Meeting these people in real life makes me rethink the meaning of salvation. I have come to believe that to be saved is to be loved. God is love. And since sin is alienation from God, regaining love is realigning oneself with God, being discovered by God. It is being saved. The taste of salvation comes to us when we have the experiential, existential glimpse of that unconditional love.
I have been going through some rather difficult times in my life. The pain is deep and convoluted. There were many agonizing nights I spent on my knees begging God simply to say anything. But through this period there were people whose compassionate words and kind deeds gave me strength to move on. There are pockets of time where love becomes real through gentleness, kindness, compassion, and encouragement.
Love sustains. It gives meaning where the senselessness of life circumstances permeates our days. It saves especially in the depths of despair when one yearns for simple sanity and not the promise of the glorious paradise. Love makes life possible. To be loved is to be saved. Perhaps to many, this is salvation.

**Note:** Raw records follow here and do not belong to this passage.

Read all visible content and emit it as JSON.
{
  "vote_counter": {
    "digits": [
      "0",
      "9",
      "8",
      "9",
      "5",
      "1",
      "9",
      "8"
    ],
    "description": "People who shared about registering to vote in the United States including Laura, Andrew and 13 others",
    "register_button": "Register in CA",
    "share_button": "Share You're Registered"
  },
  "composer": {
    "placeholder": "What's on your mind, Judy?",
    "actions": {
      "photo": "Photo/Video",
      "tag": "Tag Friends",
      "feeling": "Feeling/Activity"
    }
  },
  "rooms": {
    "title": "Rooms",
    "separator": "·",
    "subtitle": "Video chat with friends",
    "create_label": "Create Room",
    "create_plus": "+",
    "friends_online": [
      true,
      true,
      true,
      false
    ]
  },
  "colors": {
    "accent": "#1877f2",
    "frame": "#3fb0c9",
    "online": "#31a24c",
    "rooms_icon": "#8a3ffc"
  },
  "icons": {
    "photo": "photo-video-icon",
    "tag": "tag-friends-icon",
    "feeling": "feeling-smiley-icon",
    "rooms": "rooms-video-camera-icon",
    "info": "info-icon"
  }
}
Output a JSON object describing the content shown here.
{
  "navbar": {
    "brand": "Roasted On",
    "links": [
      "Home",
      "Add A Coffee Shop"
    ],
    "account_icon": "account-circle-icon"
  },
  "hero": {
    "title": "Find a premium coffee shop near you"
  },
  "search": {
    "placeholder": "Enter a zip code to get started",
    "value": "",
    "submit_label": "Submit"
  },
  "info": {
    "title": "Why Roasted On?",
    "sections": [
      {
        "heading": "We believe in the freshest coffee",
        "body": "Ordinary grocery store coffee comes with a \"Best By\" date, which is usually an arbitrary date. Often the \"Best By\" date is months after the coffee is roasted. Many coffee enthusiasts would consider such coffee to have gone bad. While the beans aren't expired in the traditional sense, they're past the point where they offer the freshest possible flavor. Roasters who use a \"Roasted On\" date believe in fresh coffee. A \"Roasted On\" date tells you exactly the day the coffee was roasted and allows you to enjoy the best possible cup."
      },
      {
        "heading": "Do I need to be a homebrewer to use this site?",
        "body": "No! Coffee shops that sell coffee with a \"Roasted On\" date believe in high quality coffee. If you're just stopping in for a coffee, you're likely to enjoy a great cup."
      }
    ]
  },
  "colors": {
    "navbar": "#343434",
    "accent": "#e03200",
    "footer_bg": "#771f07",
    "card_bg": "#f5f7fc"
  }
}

How is this understanding of salvation related to the call to mission? I think it has everything to do with mission. One of the most commonly cited texts pertaining to mission is John 14:6. When Thomas asked, "Lord, we don't know where you are going, so how can we know the way?" Jesus answered, "I am the way and the truth and the life. No one comes to the Father except through me.”
This passage is often referred to as the ultimate foundation for Christian mission because there is no other way to salvation except through believing in Jesus Christ. I have had numerous conversations with students struggling with this text within the context of religious diversity. What makes this text more complicated for me is the remark that I heard from my late professor, Brian de Alwis, while I did my graduate work in India: “Before any missionary ever brought the gospel to India, God has already been here.”
His comment makes me aware that God is present with all his people all around the world at all times. And he has chosen many possible means to communicate compassion and care in ways that may not even appear acceptable to us. Because of this perspective regarding God’s continual work in every part and every culture of the world, I have come to see John 14:6 differently.
Consistent with the view that to be saved is to be loved, I believe that when Jesus said, “I’m the way,” he was speaking about methodology. If anyone wished to come to God, they have to pursue Jesus’ way. This Way is the life that he lived, the life of compassion and care. The life of simplicity and sacrifices. The life driven by love and defined by love. When we actually are able to LIVE this life, we will slowly get a glimpse of God, of who God truly is.
It is not only professing or believing. The way to God is the Way of Jesus. It is the Way we live our lives committed to compassion. It is in the experience of compassion and the pursuit of the expression of the unconditional in our lives that we may come to know existentially who God really is. To me, this is an invitation to live and not only to tell. The mission here is the call to compassion because to be loved just may be the ultimate deliverance.
Viewing mission from this perspective helps me see more clearly what message we need to bring to the world. We become that bread to a hungry child, an advocate to victims of human trafficking, a resource to sex workers desiring a better life, the presence of comfort to a dying person, a listening ear to grieving parents, a cup of cold water to those who are thirsting. The gospel is in the act itself because it is love that saves.
Siroj Sorajjakool is professor of religion and psychological counseling in the School of Religion at Loma Linda University.
This is a companion discussion topic for the original entry at http://spectrummagazine.org/node/1710